Start of Data listing

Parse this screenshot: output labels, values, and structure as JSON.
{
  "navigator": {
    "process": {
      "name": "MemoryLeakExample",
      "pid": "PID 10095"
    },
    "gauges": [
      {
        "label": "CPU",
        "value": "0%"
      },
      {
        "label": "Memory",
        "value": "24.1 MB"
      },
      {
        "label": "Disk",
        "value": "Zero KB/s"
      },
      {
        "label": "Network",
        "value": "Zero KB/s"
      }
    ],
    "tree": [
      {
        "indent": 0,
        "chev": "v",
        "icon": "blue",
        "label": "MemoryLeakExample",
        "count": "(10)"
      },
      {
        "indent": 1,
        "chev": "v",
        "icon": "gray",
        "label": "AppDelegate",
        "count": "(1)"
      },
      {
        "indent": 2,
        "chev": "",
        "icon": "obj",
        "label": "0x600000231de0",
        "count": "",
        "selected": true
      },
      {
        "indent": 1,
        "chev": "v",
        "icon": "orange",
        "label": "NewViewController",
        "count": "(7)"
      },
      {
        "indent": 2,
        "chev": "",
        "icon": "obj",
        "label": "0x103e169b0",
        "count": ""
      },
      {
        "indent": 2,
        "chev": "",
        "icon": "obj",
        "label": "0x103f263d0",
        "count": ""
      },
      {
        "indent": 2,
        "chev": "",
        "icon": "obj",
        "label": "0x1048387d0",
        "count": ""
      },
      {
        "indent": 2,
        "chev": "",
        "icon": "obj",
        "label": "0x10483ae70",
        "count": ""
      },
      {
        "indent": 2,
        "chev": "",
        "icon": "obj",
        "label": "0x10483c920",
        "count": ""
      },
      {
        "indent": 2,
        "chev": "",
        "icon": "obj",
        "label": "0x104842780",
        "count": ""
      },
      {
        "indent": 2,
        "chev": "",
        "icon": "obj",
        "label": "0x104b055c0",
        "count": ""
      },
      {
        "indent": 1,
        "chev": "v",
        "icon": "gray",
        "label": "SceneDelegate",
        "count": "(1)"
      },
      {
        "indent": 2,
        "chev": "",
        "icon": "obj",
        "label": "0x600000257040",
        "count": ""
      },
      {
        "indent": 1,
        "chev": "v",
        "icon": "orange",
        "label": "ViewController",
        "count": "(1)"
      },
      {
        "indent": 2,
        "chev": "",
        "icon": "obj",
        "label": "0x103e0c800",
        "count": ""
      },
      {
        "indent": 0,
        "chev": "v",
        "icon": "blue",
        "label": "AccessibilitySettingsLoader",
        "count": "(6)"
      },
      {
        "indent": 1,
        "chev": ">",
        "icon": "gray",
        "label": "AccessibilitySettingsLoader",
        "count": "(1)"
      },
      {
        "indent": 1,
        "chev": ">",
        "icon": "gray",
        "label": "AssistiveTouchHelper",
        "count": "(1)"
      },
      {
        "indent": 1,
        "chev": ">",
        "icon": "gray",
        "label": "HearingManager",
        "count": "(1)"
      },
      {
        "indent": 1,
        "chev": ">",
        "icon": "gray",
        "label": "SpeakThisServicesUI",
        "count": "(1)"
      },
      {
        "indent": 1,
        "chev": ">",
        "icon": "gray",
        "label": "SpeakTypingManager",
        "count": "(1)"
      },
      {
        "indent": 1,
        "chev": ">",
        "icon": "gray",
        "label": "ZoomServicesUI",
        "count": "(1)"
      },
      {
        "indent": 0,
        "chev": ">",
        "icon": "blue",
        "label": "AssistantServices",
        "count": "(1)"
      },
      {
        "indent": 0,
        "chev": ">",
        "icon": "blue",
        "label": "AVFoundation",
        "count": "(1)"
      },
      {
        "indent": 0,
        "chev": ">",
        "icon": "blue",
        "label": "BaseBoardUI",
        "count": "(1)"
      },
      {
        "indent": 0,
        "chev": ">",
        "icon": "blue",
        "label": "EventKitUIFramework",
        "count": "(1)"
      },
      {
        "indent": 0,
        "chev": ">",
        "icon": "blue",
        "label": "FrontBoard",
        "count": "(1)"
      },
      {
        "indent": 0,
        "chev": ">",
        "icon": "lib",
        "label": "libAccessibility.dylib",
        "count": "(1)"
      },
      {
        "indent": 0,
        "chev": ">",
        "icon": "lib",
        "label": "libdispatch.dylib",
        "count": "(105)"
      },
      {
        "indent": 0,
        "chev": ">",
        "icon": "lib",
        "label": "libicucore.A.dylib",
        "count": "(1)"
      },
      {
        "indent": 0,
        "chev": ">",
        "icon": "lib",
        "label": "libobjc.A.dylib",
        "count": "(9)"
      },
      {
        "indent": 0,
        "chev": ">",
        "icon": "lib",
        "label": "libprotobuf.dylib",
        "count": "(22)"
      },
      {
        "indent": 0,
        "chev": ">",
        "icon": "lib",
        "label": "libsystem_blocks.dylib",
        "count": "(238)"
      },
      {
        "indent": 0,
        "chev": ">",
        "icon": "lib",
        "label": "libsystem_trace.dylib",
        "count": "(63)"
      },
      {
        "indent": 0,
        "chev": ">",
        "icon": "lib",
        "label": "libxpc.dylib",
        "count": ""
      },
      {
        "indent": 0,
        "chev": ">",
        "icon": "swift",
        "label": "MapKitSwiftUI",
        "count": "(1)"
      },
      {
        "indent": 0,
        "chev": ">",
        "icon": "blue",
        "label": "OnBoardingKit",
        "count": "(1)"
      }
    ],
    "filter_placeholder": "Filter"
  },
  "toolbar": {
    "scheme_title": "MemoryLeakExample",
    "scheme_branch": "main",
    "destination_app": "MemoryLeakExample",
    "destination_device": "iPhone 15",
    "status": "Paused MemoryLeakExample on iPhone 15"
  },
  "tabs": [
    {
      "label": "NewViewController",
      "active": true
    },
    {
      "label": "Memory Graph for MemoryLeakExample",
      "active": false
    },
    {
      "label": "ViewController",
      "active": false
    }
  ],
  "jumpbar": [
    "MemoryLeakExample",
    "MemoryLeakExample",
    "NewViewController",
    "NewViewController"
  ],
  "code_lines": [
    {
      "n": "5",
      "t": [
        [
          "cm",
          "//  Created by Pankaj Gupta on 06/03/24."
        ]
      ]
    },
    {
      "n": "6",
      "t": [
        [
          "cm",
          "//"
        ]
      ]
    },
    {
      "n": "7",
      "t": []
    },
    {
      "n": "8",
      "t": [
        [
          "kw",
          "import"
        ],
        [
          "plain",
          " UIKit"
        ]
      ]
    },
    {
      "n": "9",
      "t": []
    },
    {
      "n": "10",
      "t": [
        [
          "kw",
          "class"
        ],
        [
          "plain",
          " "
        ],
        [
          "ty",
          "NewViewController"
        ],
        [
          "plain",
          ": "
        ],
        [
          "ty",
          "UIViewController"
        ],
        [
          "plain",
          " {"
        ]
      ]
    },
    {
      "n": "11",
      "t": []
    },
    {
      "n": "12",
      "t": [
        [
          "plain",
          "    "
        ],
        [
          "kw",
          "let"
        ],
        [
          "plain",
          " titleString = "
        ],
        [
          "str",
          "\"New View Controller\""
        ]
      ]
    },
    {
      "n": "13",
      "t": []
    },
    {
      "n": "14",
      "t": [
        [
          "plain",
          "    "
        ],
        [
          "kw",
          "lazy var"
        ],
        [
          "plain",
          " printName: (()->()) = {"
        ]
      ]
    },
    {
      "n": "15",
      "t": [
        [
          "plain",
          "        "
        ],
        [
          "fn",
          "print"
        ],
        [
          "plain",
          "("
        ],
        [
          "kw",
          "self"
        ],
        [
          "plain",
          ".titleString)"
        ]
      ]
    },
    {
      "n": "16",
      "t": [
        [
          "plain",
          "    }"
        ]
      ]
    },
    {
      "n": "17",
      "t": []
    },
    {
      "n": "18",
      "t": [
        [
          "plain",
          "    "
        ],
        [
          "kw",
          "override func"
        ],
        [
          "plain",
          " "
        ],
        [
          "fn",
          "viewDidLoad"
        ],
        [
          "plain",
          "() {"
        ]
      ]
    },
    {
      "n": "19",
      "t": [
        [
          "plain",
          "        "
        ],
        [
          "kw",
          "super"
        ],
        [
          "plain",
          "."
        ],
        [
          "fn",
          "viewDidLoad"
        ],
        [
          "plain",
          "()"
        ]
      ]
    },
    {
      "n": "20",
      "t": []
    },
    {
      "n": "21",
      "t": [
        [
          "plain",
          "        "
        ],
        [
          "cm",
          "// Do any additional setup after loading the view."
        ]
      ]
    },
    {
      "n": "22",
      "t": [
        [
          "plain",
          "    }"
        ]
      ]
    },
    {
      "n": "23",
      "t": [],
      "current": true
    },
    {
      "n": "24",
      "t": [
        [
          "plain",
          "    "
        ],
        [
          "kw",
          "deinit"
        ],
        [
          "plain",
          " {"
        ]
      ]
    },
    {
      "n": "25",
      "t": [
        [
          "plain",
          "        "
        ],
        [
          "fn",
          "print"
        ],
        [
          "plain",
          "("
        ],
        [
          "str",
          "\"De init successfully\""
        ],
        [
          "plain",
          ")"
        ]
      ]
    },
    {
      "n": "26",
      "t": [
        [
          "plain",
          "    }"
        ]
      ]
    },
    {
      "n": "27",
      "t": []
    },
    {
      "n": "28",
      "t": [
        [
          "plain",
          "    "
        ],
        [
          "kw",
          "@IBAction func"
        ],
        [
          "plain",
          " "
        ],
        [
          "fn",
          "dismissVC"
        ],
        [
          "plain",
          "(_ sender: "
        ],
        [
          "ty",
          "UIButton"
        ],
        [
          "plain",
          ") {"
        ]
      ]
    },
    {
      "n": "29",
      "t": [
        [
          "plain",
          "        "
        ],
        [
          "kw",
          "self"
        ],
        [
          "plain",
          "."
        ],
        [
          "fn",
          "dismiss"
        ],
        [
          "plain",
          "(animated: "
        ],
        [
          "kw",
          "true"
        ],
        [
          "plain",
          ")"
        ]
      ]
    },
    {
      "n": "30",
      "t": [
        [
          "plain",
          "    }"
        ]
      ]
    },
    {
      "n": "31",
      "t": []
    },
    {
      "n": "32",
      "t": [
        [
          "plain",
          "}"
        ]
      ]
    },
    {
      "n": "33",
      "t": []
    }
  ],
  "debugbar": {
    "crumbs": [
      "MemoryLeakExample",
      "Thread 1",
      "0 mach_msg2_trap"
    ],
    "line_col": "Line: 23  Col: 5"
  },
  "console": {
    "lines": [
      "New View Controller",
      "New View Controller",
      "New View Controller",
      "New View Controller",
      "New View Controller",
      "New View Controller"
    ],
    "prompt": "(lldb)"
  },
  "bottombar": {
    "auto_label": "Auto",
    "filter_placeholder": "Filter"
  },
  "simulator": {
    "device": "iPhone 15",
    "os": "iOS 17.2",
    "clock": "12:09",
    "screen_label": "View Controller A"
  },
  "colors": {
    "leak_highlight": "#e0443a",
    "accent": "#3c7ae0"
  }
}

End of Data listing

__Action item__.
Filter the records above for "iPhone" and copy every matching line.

__Task solution__.
    "destination_device": "iPhone 15",
    "status": "Paused MemoryLeakExample on iPhone 15"
    "device": "iPhone 15",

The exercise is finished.